Opening: The sight of blood had a powerful effect on Emily Preston. It was merely a trickle of red oozing from a black woman’s finger, but it rocked the very foundation of her upbringing.

Synopsis: After spending a year living with her abolitionist uncle in Detroit, Emily Preston is no longer a spoiled Southern belle, but a thoughtful 16-year-old whose views about slavery have been dramatically altered. Her heart wants to believe that the slaves living at her beloved Ella Wood are treated well, but she sees signs that things are amiss. Emily has changed in many other ways. She’s really not interested in social parties, suitors and marriage proposals. Although she is drawn to some brief romantic encounters with suitors Thad and Jovie, she harbors a secret dream of attending university like her brother, Jack. This wish creates conflict between Emily and her traditional and controlling father. With the war looming between the North and South and her father’s involvement in politics, Emily’s independent spirit begins to take flight.

What I like about Ella Wood:

Michelle Isenhoff proves her skill as an outstanding literary author in her recent YA novel Ella Wood, a sequel to her MG novel, The Candle Star. Taking Emily’s story to a more mature level is an ambitious undertaking for Isenhoff, who is responding to her readers’ request to know more about Emily’s journey. Ella Wood is the first novel in this new trilogy.

Ella Wood is bold and profound, and heartbreaking and breathtaking all at once. Highly researched, this captivating work of historical fiction offers a penetrating look into South Carolina’s role in the civil war, the elite plantation owners, the customs and culture, and the horrific treatment of slaves.

Readers will care about her distinct and memorable characters. Emily is strong-willed and determined to fight for what she believes, unlike her mother, a proper Southern lady who bows to her husband’s demands. Brother Jack has top grades at the university, but runs with the wrong crowd. Suitor Thad is dashing, exciting, and mysterious, while Jovie is a solid Southern gentleman and supports Emily’s ambitions.
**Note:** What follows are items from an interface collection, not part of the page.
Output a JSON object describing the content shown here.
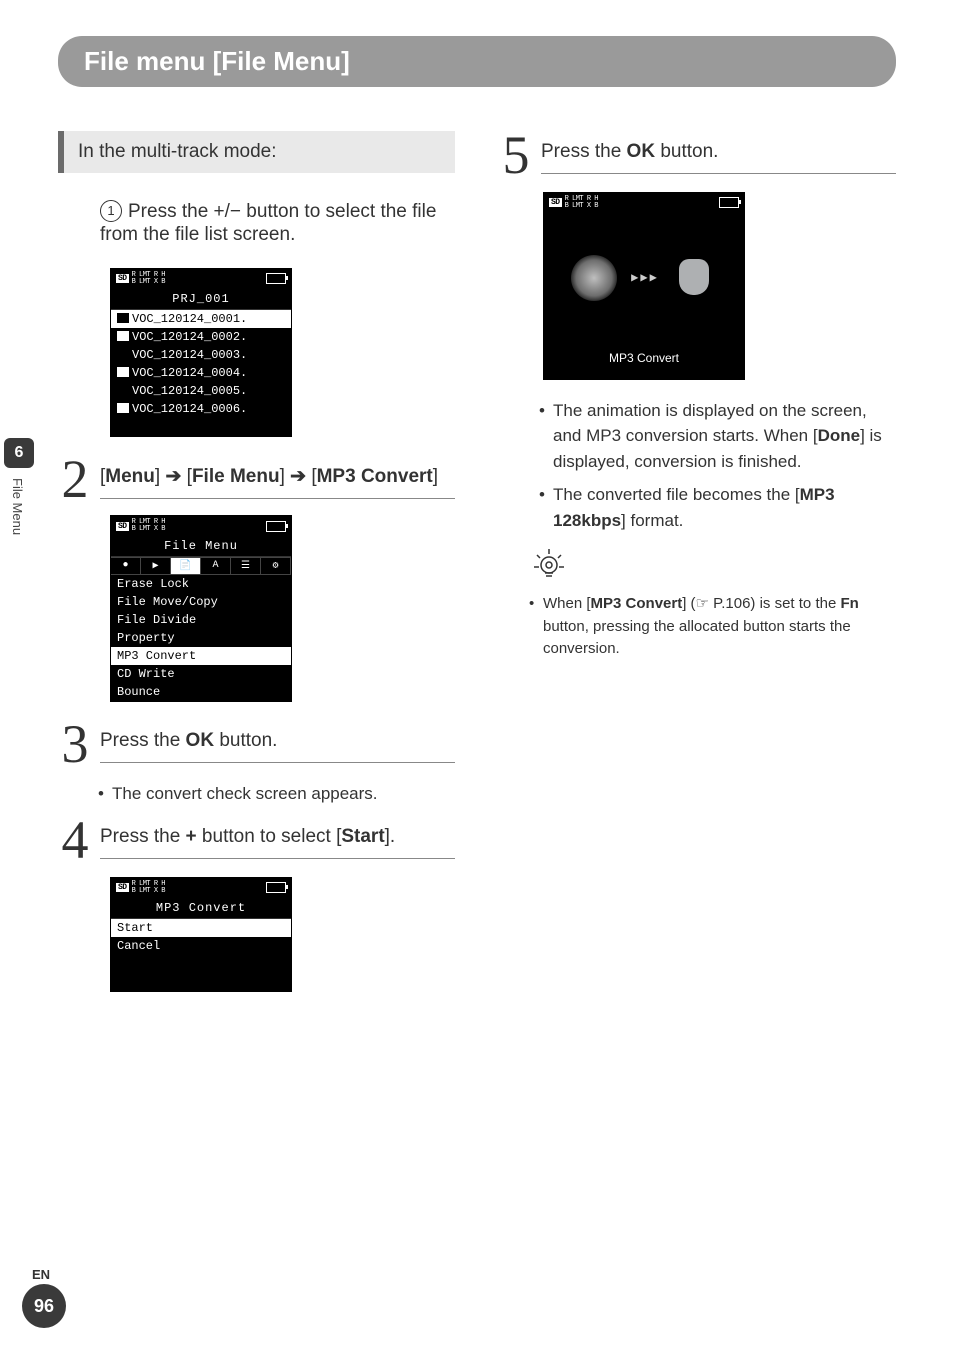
{
  "title": "File menu [File Menu]",
  "side": {
    "chapter": "6",
    "label": "File Menu"
  },
  "footer": {
    "lang": "EN",
    "page": "96"
  },
  "left": {
    "callout": "In the multi-track mode:",
    "step1": {
      "circled": "1",
      "text_a": "Press the ",
      "btn": "+/−",
      "text_b": " button to select the file from the file list screen."
    },
    "screen1": {
      "sd": "SD",
      "status": "R LMT  R H\nB LMT  X B H",
      "title": "PRJ_001",
      "rows": [
        "VOC_120124_0001.",
        "VOC_120124_0002.",
        "VOC_120124_0003.",
        "VOC_120124_0004.",
        "VOC_120124_0005.",
        "VOC_120124_0006."
      ],
      "sel": 0,
      "icons": [
        true,
        true,
        false,
        true,
        false,
        true
      ]
    },
    "step2": {
      "num": "2",
      "a": "Menu",
      "arrow": "➔",
      "b": "File Menu",
      "c": "MP3 Convert"
    },
    "screen2": {
      "title": "File Menu",
      "tabs": [
        "🎙",
        "▶",
        "📁",
        "A",
        "☰",
        "⚙"
      ],
      "active_tab": 2,
      "rows": [
        "Erase Lock",
        "File Move/Copy",
        "File Divide",
        "Property",
        "MP3 Convert",
        "CD Write",
        "Bounce"
      ],
      "sel": 4
    },
    "step3": {
      "num": "3",
      "a": "Press the ",
      "btn": "OK",
      "b": " button."
    },
    "step3_bullet": "The convert check screen appears.",
    "step4": {
      "num": "4",
      "a": "Press the ",
      "btn": "+",
      "b": " button to select [",
      "opt": "Start",
      "c": "]."
    },
    "screen4": {
      "title": "MP3 Convert",
      "rows": [
        "Start",
        "Cancel"
      ],
      "sel": 0
    }
  },
  "right": {
    "step5": {
      "num": "5",
      "a": "Press the ",
      "btn": "OK",
      "b": " button."
    },
    "screen5": {
      "caption": "MP3 Convert"
    },
    "bullets": [
      {
        "a": "The animation is displayed on the screen, and MP3 conversion starts. When [",
        "b": "Done",
        "c": "] is displayed, conversion is finished."
      },
      {
        "a": "The converted file becomes the [",
        "b": "MP3 128kbps",
        "c": "] format."
      }
    ],
    "tip": {
      "a": "When [",
      "b": "MP3 Convert",
      "c": "] (☞ P.106) is set to the ",
      "d": "Fn",
      "e": " button, pressing the allocated button starts the conversion."
    }
  }
}
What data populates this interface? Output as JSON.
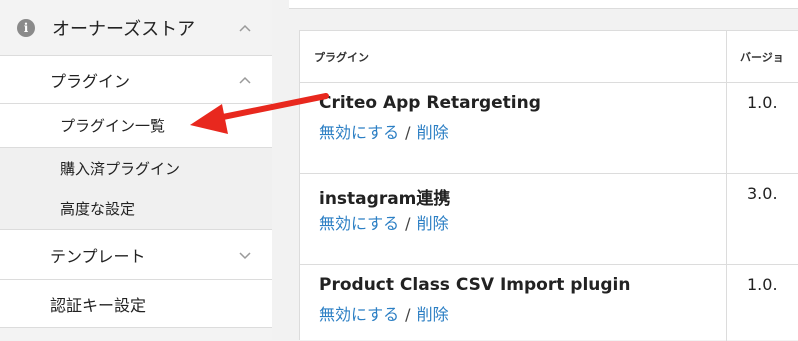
{
  "sidebar": {
    "owners_store": {
      "label": "オーナーズストア",
      "info_icon": "i"
    },
    "plugin": {
      "label": "プラグイン"
    },
    "plugin_list": {
      "label": "プラグイン一覧"
    },
    "purchased": {
      "label": "購入済プラグイン"
    },
    "advanced": {
      "label": "高度な設定"
    },
    "template": {
      "label": "テンプレート"
    },
    "auth_key": {
      "label": "認証キー設定"
    }
  },
  "table": {
    "headers": {
      "plugin": "プラグイン",
      "version": "バージョ"
    },
    "rows": [
      {
        "name": "Criteo App Retargeting",
        "disable": "無効にする",
        "sep": "/",
        "delete": "削除",
        "version": "1.0."
      },
      {
        "name": "instagram連携",
        "disable": "無効にする",
        "sep": "/",
        "delete": "削除",
        "version": "3.0."
      },
      {
        "name": "Product Class CSV Import plugin",
        "disable": "無効にする",
        "sep": "/",
        "delete": "削除",
        "version": "1.0."
      }
    ]
  },
  "colors": {
    "link": "#2c7fc4",
    "arrow": "#e8281e"
  }
}
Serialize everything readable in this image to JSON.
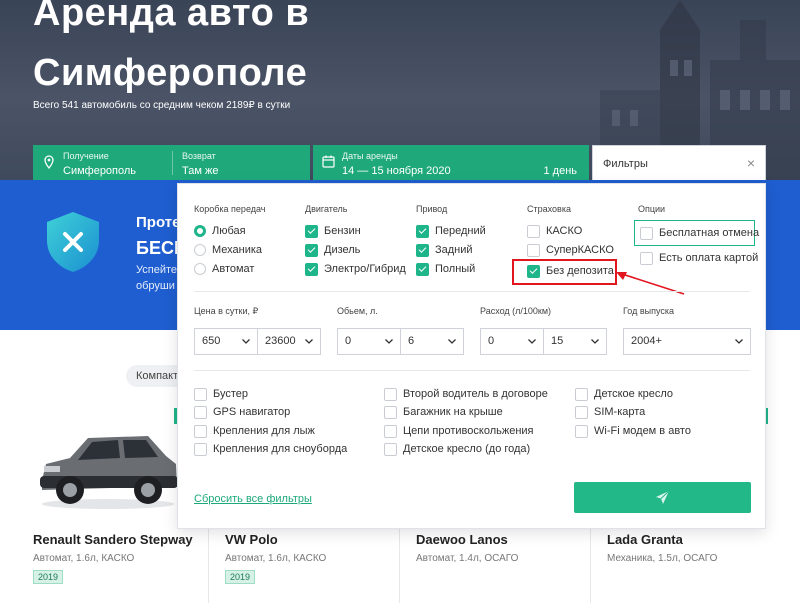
{
  "hero": {
    "title_line1": "Аренда авто в",
    "title_line2": "Симферополе",
    "subtitle": "Всего 541 автомобиль со средним чеком 2189₽ в сутки"
  },
  "search": {
    "pickup_caption": "Получение",
    "pickup_value": "Симферополь",
    "return_caption": "Возврат",
    "return_value": "Там же",
    "dates_caption": "Даты аренды",
    "dates_value": "14 — 15 ноября 2020",
    "days_value": "1 день",
    "filters_label": "Фильтры",
    "close_glyph": "×"
  },
  "banner": {
    "line1": "Проте",
    "line2": "БЕСП",
    "line3": "Успейте",
    "line4": "обруши"
  },
  "filters": {
    "gearbox": {
      "title": "Коробка передач",
      "options": [
        {
          "label": "Любая",
          "selected": true
        },
        {
          "label": "Механика",
          "selected": false
        },
        {
          "label": "Автомат",
          "selected": false
        }
      ]
    },
    "engine": {
      "title": "Двигатель",
      "options": [
        {
          "label": "Бензин",
          "checked": true
        },
        {
          "label": "Дизель",
          "checked": true
        },
        {
          "label": "Электро/Гибрид",
          "checked": true
        }
      ]
    },
    "drive": {
      "title": "Привод",
      "options": [
        {
          "label": "Передний",
          "checked": true
        },
        {
          "label": "Задний",
          "checked": true
        },
        {
          "label": "Полный",
          "checked": true
        }
      ]
    },
    "insurance": {
      "title": "Страховка",
      "options": [
        {
          "label": "КАСКО",
          "checked": false
        },
        {
          "label": "СуперКАСКО",
          "checked": false
        },
        {
          "label": "Без депозита",
          "checked": true
        }
      ]
    },
    "options": {
      "title": "Опции",
      "options": [
        {
          "label": "Бесплатная отмена",
          "checked": false
        },
        {
          "label": "Есть оплата картой",
          "checked": false
        }
      ]
    },
    "price": {
      "title": "Цена в сутки, ₽",
      "from": "650",
      "to": "23600"
    },
    "volume": {
      "title": "Обьем, л.",
      "from": "0",
      "to": "6"
    },
    "consumption": {
      "title": "Расход (л/100км)",
      "from": "0",
      "to": "15"
    },
    "year": {
      "title": "Год выпуска",
      "value": "2004+"
    },
    "extras": [
      [
        "Бустер",
        "GPS навигатор",
        "Крепления для лыж",
        "Крепления для сноуборда"
      ],
      [
        "Второй водитель в договоре",
        "Багажник на крыше",
        "Цепи противоскольжения",
        "Детское кресло (до года)"
      ],
      [
        "Детское кресло",
        "SIM-карта",
        "Wi-Fi модем в авто"
      ]
    ],
    "reset_label": "Сбросить все фильтры"
  },
  "listing": {
    "category_pill": "Компакт",
    "cars": [
      {
        "name": "Renault Sandero Stepway",
        "spec": "Автомат, 1.6л, КАСКО",
        "year": "2019"
      },
      {
        "name": "VW Polo",
        "spec": "Автомат, 1.6л, КАСКО",
        "year": "2019"
      },
      {
        "name": "Daewoo Lanos",
        "spec": "Автомат, 1.4л, ОСАГО",
        "year": ""
      },
      {
        "name": "Lada Granta",
        "spec": "Механика, 1.5л, ОСАГО",
        "year": ""
      }
    ]
  },
  "colors": {
    "accent": "#1fb58a",
    "brand_blue": "#1f5ed0",
    "highlight_red": "#e2161f"
  }
}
Emily’s loyal slave and friend, Lizzie, carries many sorrows and deep-seated secrets.

Isenhoff’s plot is realistic, gripping and full of tension. Her deliberate pacing keeps readers fully engaged. I am completely invested in this book and enjoyed every moment I spent with Ella Wood. The ending is unexpected and feels a bit rushed for me. It left me with many questions. I look forward to the second book in the Ella Wood Trilogy, which will be published in 2016. I highly recommend Ella Wood!

Michelle Isenhoff is the author of the The Candle Star, Blood of Pioneers and Beneath the Slashings (Divided Decade Collection); Song of the Mountain and Fire on the Mountain (Mountain Trilogy); Taylor Davis and the Flame of Findul, Taylor Davis and the Clash of Kingdoms; The Color of Freedom; and The Quill Pen. Visit Michelle Isenhoff at her website.